**TO DO:**
Go through the data below. List every line that holds the word "initials".

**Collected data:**
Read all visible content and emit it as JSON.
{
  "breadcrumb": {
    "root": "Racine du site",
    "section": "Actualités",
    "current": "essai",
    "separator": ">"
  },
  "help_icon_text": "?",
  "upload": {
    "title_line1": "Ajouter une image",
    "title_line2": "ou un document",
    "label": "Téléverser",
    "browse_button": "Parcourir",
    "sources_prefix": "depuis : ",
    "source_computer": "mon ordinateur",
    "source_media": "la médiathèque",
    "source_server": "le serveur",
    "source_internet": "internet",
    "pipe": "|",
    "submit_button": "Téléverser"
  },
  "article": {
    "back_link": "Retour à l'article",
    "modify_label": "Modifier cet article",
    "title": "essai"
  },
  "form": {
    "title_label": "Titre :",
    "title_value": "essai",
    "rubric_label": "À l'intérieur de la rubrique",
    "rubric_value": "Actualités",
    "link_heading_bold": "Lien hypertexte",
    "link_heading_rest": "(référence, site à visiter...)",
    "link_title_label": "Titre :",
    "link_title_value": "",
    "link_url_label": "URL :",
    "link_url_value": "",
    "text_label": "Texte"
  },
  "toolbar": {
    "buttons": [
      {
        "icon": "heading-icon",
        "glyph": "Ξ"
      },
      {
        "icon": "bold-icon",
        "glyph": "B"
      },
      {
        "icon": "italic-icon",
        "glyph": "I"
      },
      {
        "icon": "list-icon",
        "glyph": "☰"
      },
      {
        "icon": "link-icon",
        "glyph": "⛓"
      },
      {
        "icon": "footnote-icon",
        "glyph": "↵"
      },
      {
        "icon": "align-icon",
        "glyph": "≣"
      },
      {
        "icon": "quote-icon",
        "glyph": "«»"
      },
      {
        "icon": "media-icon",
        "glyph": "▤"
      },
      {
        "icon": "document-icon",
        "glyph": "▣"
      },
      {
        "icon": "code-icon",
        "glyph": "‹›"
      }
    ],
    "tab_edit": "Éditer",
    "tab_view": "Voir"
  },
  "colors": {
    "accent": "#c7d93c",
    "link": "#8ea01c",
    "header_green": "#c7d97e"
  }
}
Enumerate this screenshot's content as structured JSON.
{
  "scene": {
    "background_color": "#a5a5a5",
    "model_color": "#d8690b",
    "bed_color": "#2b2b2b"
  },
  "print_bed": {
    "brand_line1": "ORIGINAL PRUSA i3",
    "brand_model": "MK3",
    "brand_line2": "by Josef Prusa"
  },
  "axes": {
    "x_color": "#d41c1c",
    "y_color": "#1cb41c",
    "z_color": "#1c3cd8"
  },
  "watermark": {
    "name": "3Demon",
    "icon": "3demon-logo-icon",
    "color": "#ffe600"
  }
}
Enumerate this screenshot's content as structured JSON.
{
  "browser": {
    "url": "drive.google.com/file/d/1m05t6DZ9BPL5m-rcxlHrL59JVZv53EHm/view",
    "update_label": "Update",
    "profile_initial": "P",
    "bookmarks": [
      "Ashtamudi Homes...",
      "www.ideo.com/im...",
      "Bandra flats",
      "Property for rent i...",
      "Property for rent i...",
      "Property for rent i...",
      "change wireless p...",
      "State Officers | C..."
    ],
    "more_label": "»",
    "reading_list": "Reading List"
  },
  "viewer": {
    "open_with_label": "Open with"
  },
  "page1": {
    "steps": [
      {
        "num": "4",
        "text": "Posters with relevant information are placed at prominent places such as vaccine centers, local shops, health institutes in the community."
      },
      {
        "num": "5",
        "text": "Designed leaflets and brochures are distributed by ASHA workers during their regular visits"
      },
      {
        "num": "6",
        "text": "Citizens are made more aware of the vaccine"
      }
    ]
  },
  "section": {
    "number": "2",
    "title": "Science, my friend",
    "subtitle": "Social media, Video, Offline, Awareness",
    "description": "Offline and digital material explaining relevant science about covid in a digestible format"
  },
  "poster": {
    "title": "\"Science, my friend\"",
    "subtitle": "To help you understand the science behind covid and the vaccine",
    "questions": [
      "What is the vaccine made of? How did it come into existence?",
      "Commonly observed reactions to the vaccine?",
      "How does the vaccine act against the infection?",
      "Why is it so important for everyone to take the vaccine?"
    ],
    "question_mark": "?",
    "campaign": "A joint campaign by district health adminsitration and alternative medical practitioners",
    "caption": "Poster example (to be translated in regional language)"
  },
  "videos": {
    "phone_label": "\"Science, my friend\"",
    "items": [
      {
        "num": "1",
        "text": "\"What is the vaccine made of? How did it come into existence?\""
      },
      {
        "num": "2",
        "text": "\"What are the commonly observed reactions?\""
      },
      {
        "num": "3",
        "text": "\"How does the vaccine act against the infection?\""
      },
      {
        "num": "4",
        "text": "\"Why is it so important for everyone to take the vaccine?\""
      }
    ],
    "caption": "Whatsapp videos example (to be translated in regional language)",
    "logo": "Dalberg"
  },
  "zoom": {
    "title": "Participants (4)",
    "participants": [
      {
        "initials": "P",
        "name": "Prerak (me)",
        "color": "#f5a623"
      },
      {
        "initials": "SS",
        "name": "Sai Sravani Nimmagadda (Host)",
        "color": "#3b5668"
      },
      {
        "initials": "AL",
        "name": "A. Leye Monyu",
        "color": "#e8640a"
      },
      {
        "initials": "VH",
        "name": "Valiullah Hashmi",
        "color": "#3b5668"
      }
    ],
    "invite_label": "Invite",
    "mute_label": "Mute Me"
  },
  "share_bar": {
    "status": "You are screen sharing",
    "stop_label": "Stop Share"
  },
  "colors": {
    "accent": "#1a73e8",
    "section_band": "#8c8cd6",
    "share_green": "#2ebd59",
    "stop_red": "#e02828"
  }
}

**SOLUTION:**
        "initials": "P",
        "initials": "SS",
        "initials": "AL",
        "initials": "VH",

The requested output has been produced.